Home News Greece Astronomers Developed Eclipse Predicting computer 2,000 Years Ago

Greece Astronomers Developed Eclipse Predicting computer 2,000 Years Ago

More than twenty centuries before the incident of the keenly awaited ‘Great American Solar Eclipse,’ which is going to darken the skies over the United States on 21st August, ancient Greece astronomers had reportedly developed their own “supercomputer” for predicting the eclipses. Named as ‘Antikythera Mechanism,’ the supercomputer was discovered in by a group of sponge divers in 1990 from the island of Antikythera. The divers, when sheltered in the island during a storm, unearthed the wreckage of the supercomputer and later, when an archaeological expedition conducted, the remaining of the computer was confirmed to date back approximately 2,000 years.

Computer 2

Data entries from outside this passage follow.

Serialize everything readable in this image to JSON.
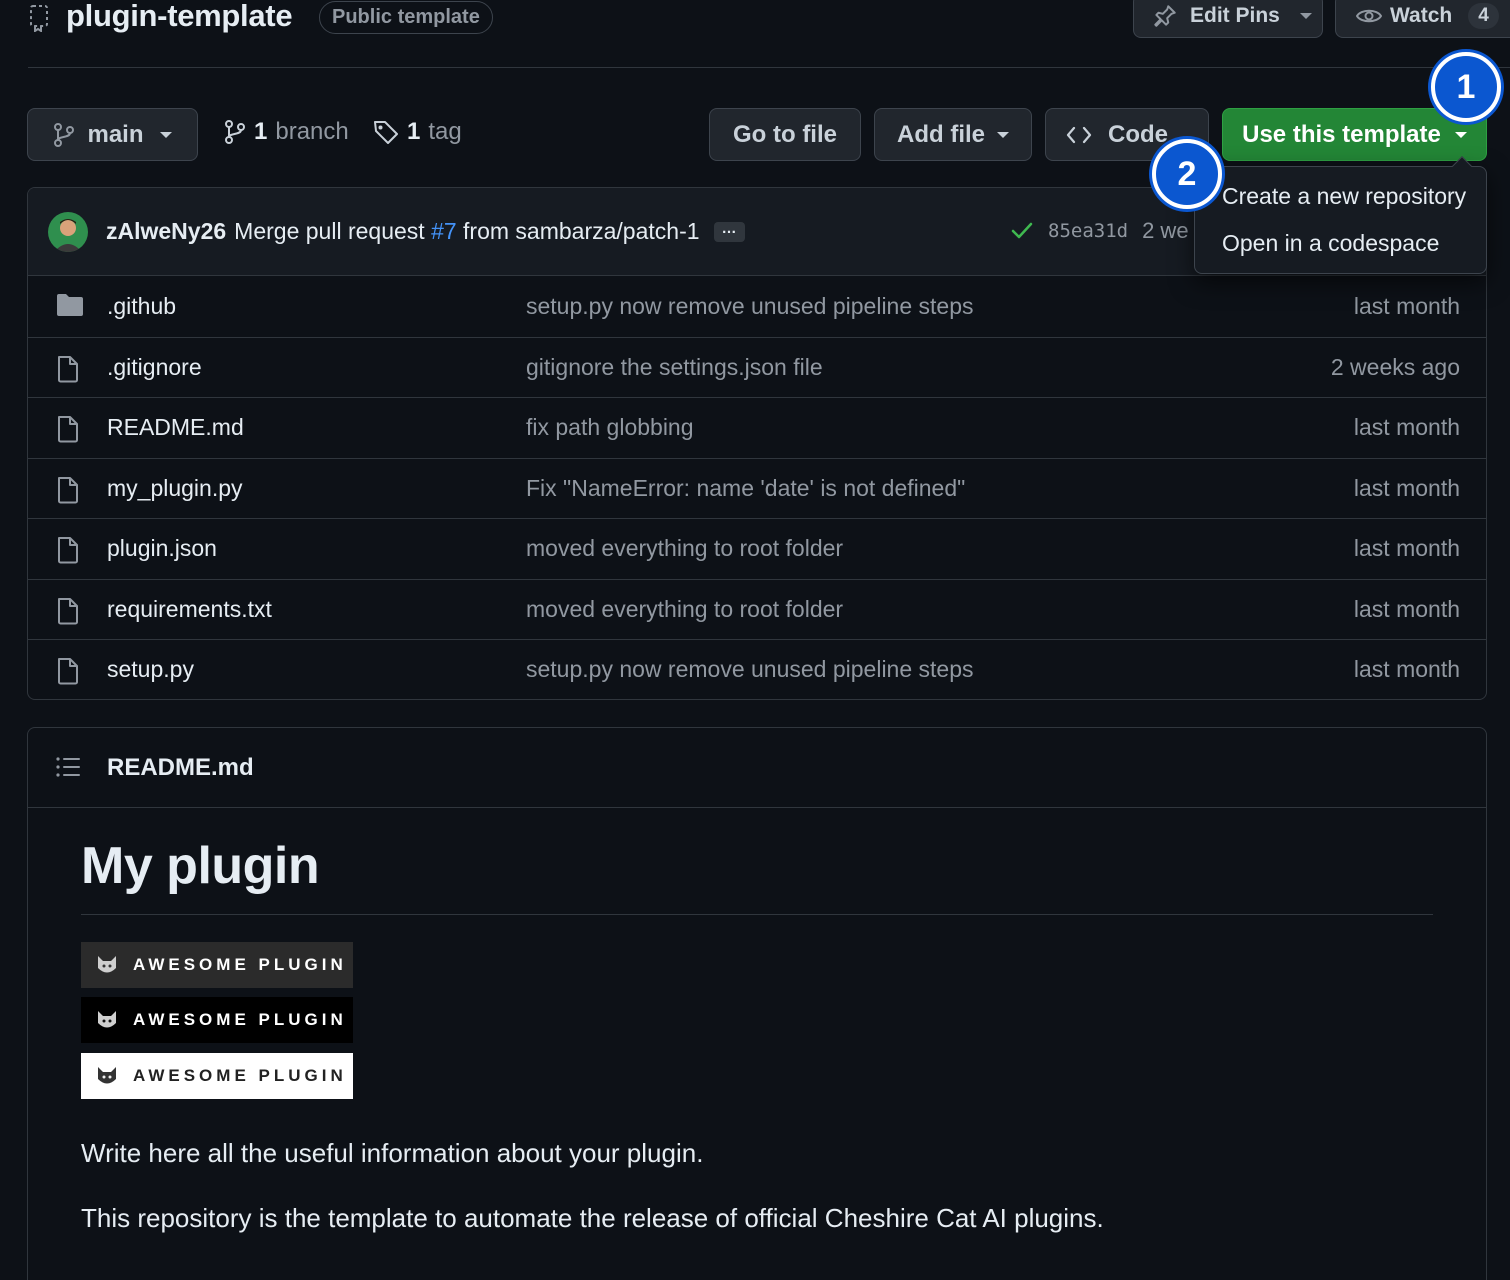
{
  "repo": {
    "name": "plugin-template",
    "visibility": "Public template"
  },
  "header_actions": {
    "edit_pins": "Edit Pins",
    "watch": "Watch",
    "watch_count": "4"
  },
  "toolbar": {
    "branch": "main",
    "branch_count": "1",
    "branch_label": "branch",
    "tag_count": "1",
    "tag_label": "tag",
    "go_to_file": "Go to file",
    "add_file": "Add file",
    "code": "Code",
    "use_template": "Use this template"
  },
  "template_menu": {
    "items": [
      "Create a new repository",
      "Open in a codespace"
    ]
  },
  "step_markers": [
    "1",
    "2"
  ],
  "latest_commit": {
    "author": "zAlweNy26",
    "message_prefix": "Merge pull request",
    "pr": "#7",
    "message_suffix": "from sambarza/patch-1",
    "ellipsis": "…",
    "sha": "85ea31d",
    "time": "2 we"
  },
  "files": [
    {
      "name": ".github",
      "type": "folder",
      "message": "setup.py now remove unused pipeline steps",
      "time": "last month"
    },
    {
      "name": ".gitignore",
      "type": "file",
      "message": "gitignore the settings.json file",
      "time": "2 weeks ago"
    },
    {
      "name": "README.md",
      "type": "file",
      "message": "fix path globbing",
      "time": "last month"
    },
    {
      "name": "my_plugin.py",
      "type": "file",
      "message": "Fix \"NameError: name 'date' is not defined\"",
      "time": "last month"
    },
    {
      "name": "plugin.json",
      "type": "file",
      "message": "moved everything to root folder",
      "time": "last month"
    },
    {
      "name": "requirements.txt",
      "type": "file",
      "message": "moved everything to root folder",
      "time": "last month"
    },
    {
      "name": "setup.py",
      "type": "file",
      "message": "setup.py now remove unused pipeline steps",
      "time": "last month"
    }
  ],
  "readme": {
    "file_title": "README.md",
    "heading": "My plugin",
    "badges": [
      "AWESOME PLUGIN",
      "AWESOME PLUGIN",
      "AWESOME PLUGIN"
    ],
    "paragraphs": [
      "Write here all the useful information about your plugin.",
      "This repository is the template to automate the release of official Cheshire Cat AI plugins."
    ]
  },
  "colors": {
    "background": "#0d1117",
    "primary_button": "#238636",
    "link": "#4493f8",
    "success": "#3fb950",
    "marker": "#0b57d0"
  },
  "icons": [
    "repo-template-icon",
    "pin-icon",
    "eye-icon",
    "git-branch-icon",
    "tag-icon",
    "code-icon",
    "check-icon",
    "folder-icon",
    "file-icon",
    "list-icon",
    "cat-icon"
  ]
}
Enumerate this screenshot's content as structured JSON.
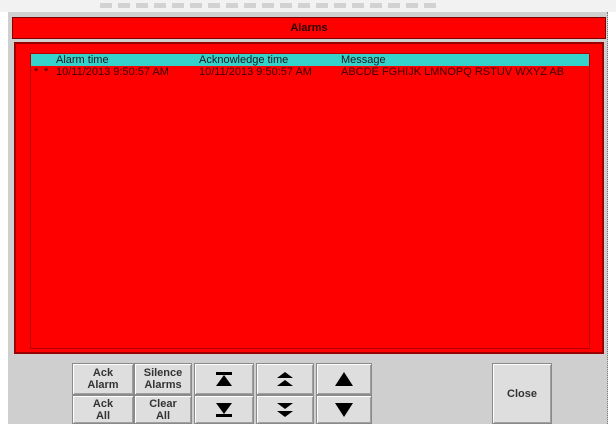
{
  "window": {
    "title": "Alarms"
  },
  "alarm_list": {
    "columns": [
      "Alarm time",
      "Acknowledge time",
      "Message"
    ],
    "rows": [
      {
        "marker1": "*",
        "marker2": "*",
        "alarm_time": "10/11/2013 9:50:57 AM",
        "ack_time": "10/11/2013 9:50:57 AM",
        "message": "ABCDE FGHIJK LMNOPQ RSTUV WXYZ AB"
      }
    ]
  },
  "buttons": {
    "ack_alarm": "Ack\nAlarm",
    "silence_alarms": "Silence\nAlarms",
    "ack_all": "Ack\nAll",
    "clear_all": "Clear\nAll",
    "close": "Close"
  },
  "icons": [
    "scroll-top-icon",
    "page-up-icon",
    "line-up-icon",
    "scroll-bottom-icon",
    "page-down-icon",
    "line-down-icon"
  ],
  "colors": {
    "alarm_background": "#ff0000",
    "header_background": "#35d2cc",
    "panel": "#cfcfcf"
  }
}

The primitive computer consisted of a mechanism which is equal to the size of a shoebox and enclosed with dials. The computer was also found to be integrated with nearly 30 tools, configured of bronze. The machine was initially unearthed in dozens of pieces. But after examining all of the pieces, the researchers realized that it was a computational instrument which used to allow the Greeks to identify eclipses as well as other important astronomical phenomena.

According to a study published in the journal Almagest, back in 2016, scientists used 3D imaging technology for studying the instructions, written on the gearbox, highlighting the operating method of the computer. As shown in the instructions, the oddball could be switched on for calculating the positions of the planets and stars during the future lunar and solar eclipses, letting the user to precisely forecast the timeline of the eclipses.

Computer 1

Moreover, the computer was also a complicated-enough mechanism to understand what type of eclipse is going to happen i.e. partial or total eclipse to an accurate degree. The hand-cranked machine is expected to have allowed the ancient Greek astronomers and scientists to figure out the location of the moon, sun, planets, and stars and determining the status of eclipses which later attached to their calendar.

As revealed by Alexander Jones, a professor of the history of science at New York University, “The new instructions found on the computer have revealed that the front panel of the gearbox featured a zodiac chart which showcased the movements of planets through various constellations.”

Though the importance of eclipses in Greek culture is still poorly understood, the discovery of the 2000-years old supercomputer has pinpointed several possibilities.